A global theory of wisdom could address globalisation, technological evolution, the need for high quality education, and the challenge of environmental–ecological management. However, a sinister blend of prejudice and reason has unleashed fear, anger, and confusion in today’s world. Bizarre and brazen things are being done ruthlessly at individual, collective and governmental level. This might be an expression of our collective unconscious, but also tell us that reason isn’t the saviour of the future; that role must be assumed by wisdom. We are at a point where we either embrace who and what we are, or condemn ourselves to eternal misery. An evolutionary thesis of ‘selfish genes’ is not as relevant today because modern crisis is more intellectual and technical than physical. And this takes us beyond materialism into the realm of ‘the survival of the wisest.’

Time is not the great teacher as was once proclaimed; experience is. We evolve by learning from the environment, and somehow the next generation knows better than the previous generation. However, we are drowning in information now while starving for wisdom. We seem to have created a human vision that is devoid of wisdom where natural resources are being destroyed via overpopulation and a lack of attention to the environment.  Pursuit of happiness, based on consumption, is procured at the cost of loneliness, loss of community life and denial of a divine power. Evolution of wisdom and survival of the wisest are not random processes themselves. No one is going to stop global injustice and the diabolical creativity of weapons of mass destruction except us. Survival of the wisest means a shift in consciousness not based on Darwinian principles; otherwise, nature is perfectly capable of letting us destroy ourselves through ecological collapse.

Diverse stages of wisdom have been described in various disciplines and belief systems. I am not sure where I would be on the relevant continuum, as each moment feels like a blessing and each day a miracle. I wish I could make it as simple for you as Ali al-Khawwas did, “All wisdom can be stated in two lines. What is done for you, allow it to be done; what you must do, make sure you do it.”

Nonetheless, before we could try and get there, I have hundreds of words, sayings, stories, and anecdotes to share with you from a journey of a lifetime; living on three continents, traveling around the world, and having had the privilege of seeing and getting to know hundreds of common and special individuals very closely.

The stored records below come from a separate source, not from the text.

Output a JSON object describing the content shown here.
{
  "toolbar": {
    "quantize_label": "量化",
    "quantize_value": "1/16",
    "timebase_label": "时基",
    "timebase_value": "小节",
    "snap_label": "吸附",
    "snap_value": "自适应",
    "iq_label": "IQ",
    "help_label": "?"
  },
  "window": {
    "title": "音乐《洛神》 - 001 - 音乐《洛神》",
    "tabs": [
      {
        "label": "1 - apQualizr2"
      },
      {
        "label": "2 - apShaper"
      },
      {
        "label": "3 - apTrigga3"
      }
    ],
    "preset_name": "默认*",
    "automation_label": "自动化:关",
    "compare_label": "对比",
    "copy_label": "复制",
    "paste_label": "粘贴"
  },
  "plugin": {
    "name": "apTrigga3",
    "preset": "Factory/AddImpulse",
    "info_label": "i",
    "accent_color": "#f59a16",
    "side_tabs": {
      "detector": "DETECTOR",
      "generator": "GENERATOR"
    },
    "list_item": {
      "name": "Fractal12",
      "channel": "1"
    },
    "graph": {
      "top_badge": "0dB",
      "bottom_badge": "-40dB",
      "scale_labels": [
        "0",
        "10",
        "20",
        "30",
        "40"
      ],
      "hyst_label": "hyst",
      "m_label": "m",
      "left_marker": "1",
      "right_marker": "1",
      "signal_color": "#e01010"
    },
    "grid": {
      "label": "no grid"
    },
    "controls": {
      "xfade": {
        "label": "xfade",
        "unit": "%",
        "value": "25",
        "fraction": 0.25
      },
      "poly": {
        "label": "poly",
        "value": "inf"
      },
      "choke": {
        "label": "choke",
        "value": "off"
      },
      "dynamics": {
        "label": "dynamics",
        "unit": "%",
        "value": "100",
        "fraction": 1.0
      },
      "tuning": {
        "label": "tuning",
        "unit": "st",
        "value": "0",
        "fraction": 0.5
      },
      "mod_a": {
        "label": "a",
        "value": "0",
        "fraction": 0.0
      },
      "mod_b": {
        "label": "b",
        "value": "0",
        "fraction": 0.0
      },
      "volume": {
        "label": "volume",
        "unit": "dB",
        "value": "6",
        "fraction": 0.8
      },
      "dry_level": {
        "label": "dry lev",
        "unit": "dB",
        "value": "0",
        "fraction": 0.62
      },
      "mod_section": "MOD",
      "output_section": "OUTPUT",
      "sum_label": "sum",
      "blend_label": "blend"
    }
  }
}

(to be continued)

The writer is a consultant psychiatrist and visiting professor